**DIRECTIONS**: Write out the records beneath this line exactly as they appear, minus any images.

**SOURCE INFORMATION**:
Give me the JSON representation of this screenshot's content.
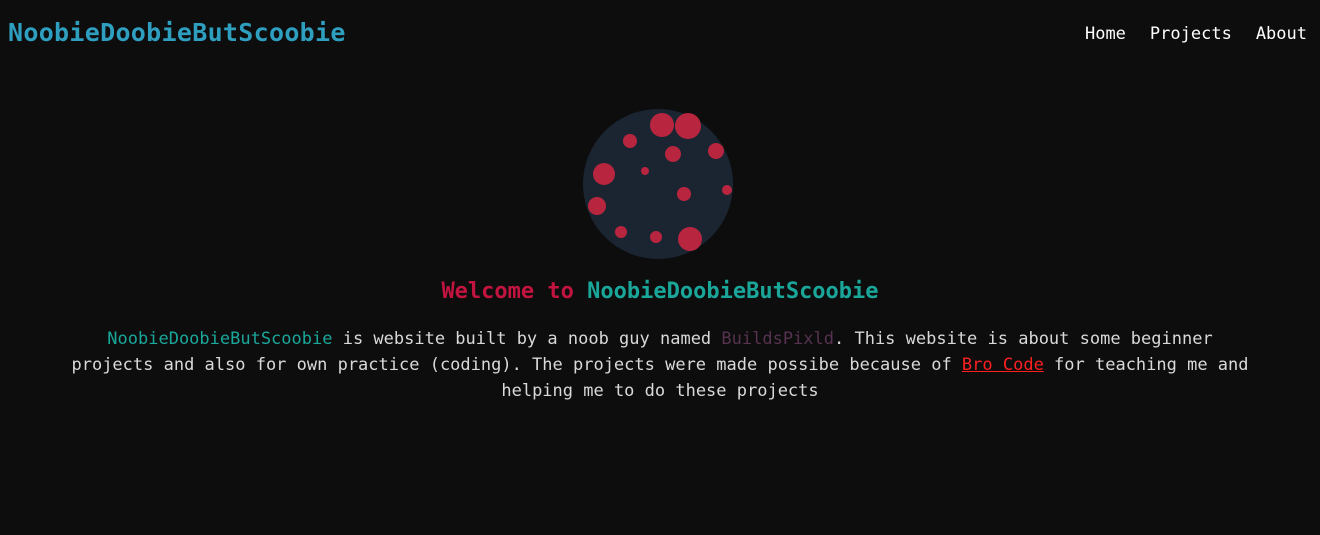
{
  "colors": {
    "background": "#0d0d0e",
    "brand": "#2f9fc0",
    "teal": "#1aa79a",
    "crimson": "#c2143f",
    "purple": "#56324f",
    "link_red": "#ff1f1f",
    "planet_body": "#1b2532",
    "planet_spots": "#b8253f"
  },
  "header": {
    "brand": "NoobieDoobieButScoobie",
    "nav": [
      {
        "label": "Home"
      },
      {
        "label": "Projects"
      },
      {
        "label": "About"
      }
    ]
  },
  "hero": {
    "logo_icon": "spotted-planet-icon",
    "headline_prefix": "Welcome to ",
    "headline_name": "NoobieDoobieButScoobie",
    "intro": {
      "site_name": "NoobieDoobieButScoobie",
      "text_1": " is website built by a noob guy named ",
      "author": "BuildsPixld",
      "text_2": ". This website is about some beginner projects and also for own practice (coding). The projects were made possibe because of ",
      "link_text": "Bro Code",
      "text_3": " for teaching me and helping me to do these projects"
    }
  }
}
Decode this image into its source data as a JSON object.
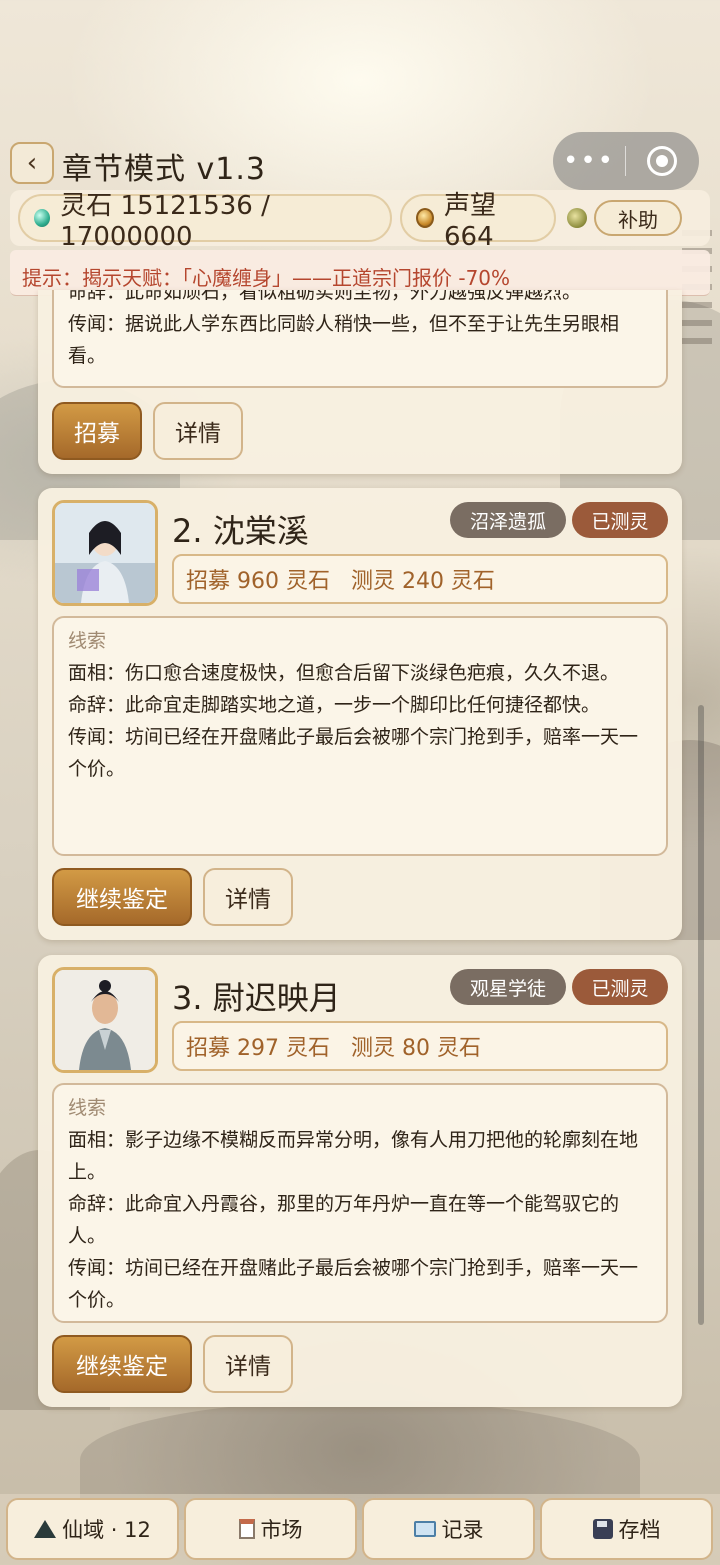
{
  "header": {
    "back_label": "‹",
    "title": "章节模式 v1.3",
    "capsule_more": "•••"
  },
  "resources": {
    "stone_label": "灵石 15121536 / 17000000",
    "reputation_label": "声望 664",
    "help_label": "补助"
  },
  "hint": "提示：揭示天赋：「心魔缠身」——正道宗门报价 -70%",
  "card1": {
    "partial_line": "命辞：此命如顽石，看似粗砺实则至物，外力越强反弹越烈。",
    "rumor": "传闻：据说此人学东西比同龄人稍快一些，但不至于让先生另眼相看。",
    "primary_btn": "招募",
    "detail_btn": "详情"
  },
  "candidates": [
    {
      "name": "2. 沈棠溪",
      "origin_tag": "沼泽遗孤",
      "status_tag": "已测灵",
      "cost": "招募 960 灵石   测灵 240 灵石",
      "clues_title": "线索",
      "face": "面相：伤口愈合速度极快，但愈合后留下淡绿色疤痕，久久不退。",
      "fate": "命辞：此命宜走脚踏实地之道，一步一个脚印比任何捷径都快。",
      "rumor": "传闻：坊间已经在开盘赌此子最后会被哪个宗门抢到手，赔率一天一个价。",
      "primary_btn": "继续鉴定",
      "detail_btn": "详情"
    },
    {
      "name": "3. 尉迟映月",
      "origin_tag": "观星学徒",
      "status_tag": "已测灵",
      "cost": "招募 297 灵石   测灵 80 灵石",
      "clues_title": "线索",
      "face": "面相：影子边缘不模糊反而异常分明，像有人用刀把他的轮廓刻在地上。",
      "fate": "命辞：此命宜入丹霞谷，那里的万年丹炉一直在等一个能驾驭它的人。",
      "rumor": "传闻：坊间已经在开盘赌此子最后会被哪个宗门抢到手，赔率一天一个价。",
      "primary_btn": "继续鉴定",
      "detail_btn": "详情"
    }
  ],
  "nav": {
    "realm": "仙域 · 12",
    "market": "市场",
    "records": "记录",
    "save": "存档"
  },
  "colors": {
    "accent": "#b07834",
    "hint_text": "#b5462e",
    "origin_tag": "#7a6d62",
    "status_tag": "#9b5a3a"
  }
}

**RESPONSE**:
Give me the JSON representation of this screenshot's content.
{
  "colors": {
    "background": "#0d0d0e",
    "brand": "#2f9fc0",
    "teal": "#1aa79a",
    "crimson": "#c2143f",
    "purple": "#56324f",
    "link_red": "#ff1f1f",
    "planet_body": "#1b2532",
    "planet_spots": "#b8253f"
  },
  "header": {
    "brand": "NoobieDoobieButScoobie",
    "nav": [
      {
        "label": "Home"
      },
      {
        "label": "Projects"
      },
      {
        "label": "About"
      }
    ]
  },
  "hero": {
    "logo_icon": "spotted-planet-icon",
    "headline_prefix": "Welcome to ",
    "headline_name": "NoobieDoobieButScoobie",
    "intro": {
      "site_name": "NoobieDoobieButScoobie",
      "text_1": " is website built by a noob guy named ",
      "author": "BuildsPixld",
      "text_2": ". This website is about some beginner projects and also for own practice (coding). The projects were made possibe because of ",
      "link_text": "Bro Code",
      "text_3": " for teaching me and helping me to do these projects"
    }
  }
}
Decode this image into its source data as a JSON object.
{
  "header": {
    "back_label": "‹",
    "title": "章节模式 v1.3",
    "capsule_more": "•••"
  },
  "resources": {
    "stone_label": "灵石 15121536 / 17000000",
    "reputation_label": "声望 664",
    "help_label": "补助"
  },
  "hint": "提示：揭示天赋：「心魔缠身」——正道宗门报价 -70%",
  "card1": {
    "partial_line": "命辞：此命如顽石，看似粗砺实则至物，外力越强反弹越烈。",
    "rumor": "传闻：据说此人学东西比同龄人稍快一些，但不至于让先生另眼相看。",
    "primary_btn": "招募",
    "detail_btn": "详情"
  },
  "candidates": [
    {
      "name": "2. 沈棠溪",
      "origin_tag": "沼泽遗孤",
      "status_tag": "已测灵",
      "cost": "招募 960 灵石   测灵 240 灵石",
      "clues_title": "线索",
      "face": "面相：伤口愈合速度极快，但愈合后留下淡绿色疤痕，久久不退。",
      "fate": "命辞：此命宜走脚踏实地之道，一步一个脚印比任何捷径都快。",
      "rumor": "传闻：坊间已经在开盘赌此子最后会被哪个宗门抢到手，赔率一天一个价。",
      "primary_btn": "继续鉴定",
      "detail_btn": "详情"
    },
    {
      "name": "3. 尉迟映月",
      "origin_tag": "观星学徒",
      "status_tag": "已测灵",
      "cost": "招募 297 灵石   测灵 80 灵石",
      "clues_title": "线索",
      "face": "面相：影子边缘不模糊反而异常分明，像有人用刀把他的轮廓刻在地上。",
      "fate": "命辞：此命宜入丹霞谷，那里的万年丹炉一直在等一个能驾驭它的人。",
      "rumor": "传闻：坊间已经在开盘赌此子最后会被哪个宗门抢到手，赔率一天一个价。",
      "primary_btn": "继续鉴定",
      "detail_btn": "详情"
    }
  ],
  "nav": {
    "realm": "仙域 · 12",
    "market": "市场",
    "records": "记录",
    "save": "存档"
  },
  "colors": {
    "accent": "#b07834",
    "hint_text": "#b5462e",
    "origin_tag": "#7a6d62",
    "status_tag": "#9b5a3a"
  }
}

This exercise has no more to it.